The economy was supposed to fire on all cylinders in 2015. Sufficient time had passed for the often-mentioned lags in monetary and scal policy to finally work their way through the system according to many pundits inside and outside the Fed. Surely the economy would be kick-started by: three rounds of quantitative easing and forward guidance; a record Federal Reserve balance sheet; and an unprecedented increase in federal debt from $9.99 trillion in 2008 to $18.63 trillion in 2015, a jump of 86%.
2016-01-20 00:00:00 One Weird Trick to Forecast Commodity Trends by Frank Holmes of U.S. Global Investors

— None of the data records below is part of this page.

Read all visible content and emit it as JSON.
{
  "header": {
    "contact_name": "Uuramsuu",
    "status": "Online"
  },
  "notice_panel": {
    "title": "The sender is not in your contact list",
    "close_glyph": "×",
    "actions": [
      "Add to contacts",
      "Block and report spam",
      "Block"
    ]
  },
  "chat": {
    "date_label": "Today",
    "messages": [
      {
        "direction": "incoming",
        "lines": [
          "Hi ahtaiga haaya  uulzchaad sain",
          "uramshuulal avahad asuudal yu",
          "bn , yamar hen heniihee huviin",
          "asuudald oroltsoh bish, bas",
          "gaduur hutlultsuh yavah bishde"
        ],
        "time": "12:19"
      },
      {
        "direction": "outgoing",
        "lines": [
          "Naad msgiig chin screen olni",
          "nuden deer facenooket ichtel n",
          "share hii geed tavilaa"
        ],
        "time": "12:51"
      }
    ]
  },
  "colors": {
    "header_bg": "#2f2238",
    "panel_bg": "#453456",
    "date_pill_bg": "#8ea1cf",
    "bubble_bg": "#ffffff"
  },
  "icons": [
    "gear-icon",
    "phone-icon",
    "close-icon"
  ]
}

If you want to know about the past, a good place to start is by looking at GDP. It tells you the dollar value of a country or region’s goods and services over a specific time period. But GDP’s like looking in the rearview mirror, in that it shows you where you’ve been and little more. It’s “blind” to what’s ahead of you.
2016-01-20 00:00:00 Central Planners Freaking Out about Discussion of Gold’s Role by Clint Siegner of Money Metals Exchange
Sound money issues make for good politics these days. The leading Republican candidates have all suggested reforms to our monetary system. The topic is popping up in debates as well as interviews. Predictably, Fed worshippers and proponents of central planning everywhere are snickering and trotting out the usual responses.
2016-01-20 00:00:00 On My Radar: A Cyclical Bear Market (Here’s Why) by Steve Blumenthal of CMG Capital Management Group, Inc.
The speed at which stocks have dropped 10% (defined as a correction) two times in a short period of time has happened just three times in the last 100 years. 1927, 2000 and 2008.
2016-01-20 00:00:00 Stocks Plunge Most On Record Last Week, Oil Down 10% by Gary Halbert of Halbert Wealth Management
In the first week of 2016, US stocks plunged by more than in any other first week of January since records have been kept (before 1900). The Dow Jones Industrial Index fell over 1,000 points from 17,591 at the close on December 31 to 16,519 at the close last Friday – a loss of over 6% in one week.
2016-01-19 00:00:00 Gundlach’s Forecast for 2016 by Robert Huebscher (Article)
Jeffrey Gundlach is a prescient and accurate forecaster. Last week, as he does each January, he offered his market outlook. But unlike prior years, when Gundlach typically offered high-conviction investment ideas, this year he said he would let market movements over the near-term dictate his outlook.
2016-01-17 00:00:00 2016: Surprises & Scenarios by John Mauldin of Mauldin Economics
Today we’ll look at 2016 forecasts from some professionals I trust. I know most of them personally and have been friends with some of them for years. I know they aren’t just “talking their book.” They may turn out to be wrong, but if so, it will be for the right reasons. After we review the forecasts, we’ll look at some common threads among them, as well as important differences.
2016-01-16 00:00:00 One Weird Trick to Forecast Commodity Trends by Frank Holmes of U.S. Global Investors
Several times in the past, we’ve shown that there’s a high correlation between the global PMI reading and the performance of commodities and energy three months later. When a PMI “cross-above” occurs—that is, when the monthly reading crosses above the three-month moving average—it has historically signaled a possible uptrend in crude oil, copper and other commodities. Our research shows that between January 1998 and June 2015, copper had an 81 percent probability of rising 7 percent, while crude jumped the same amount three-quarters of the time.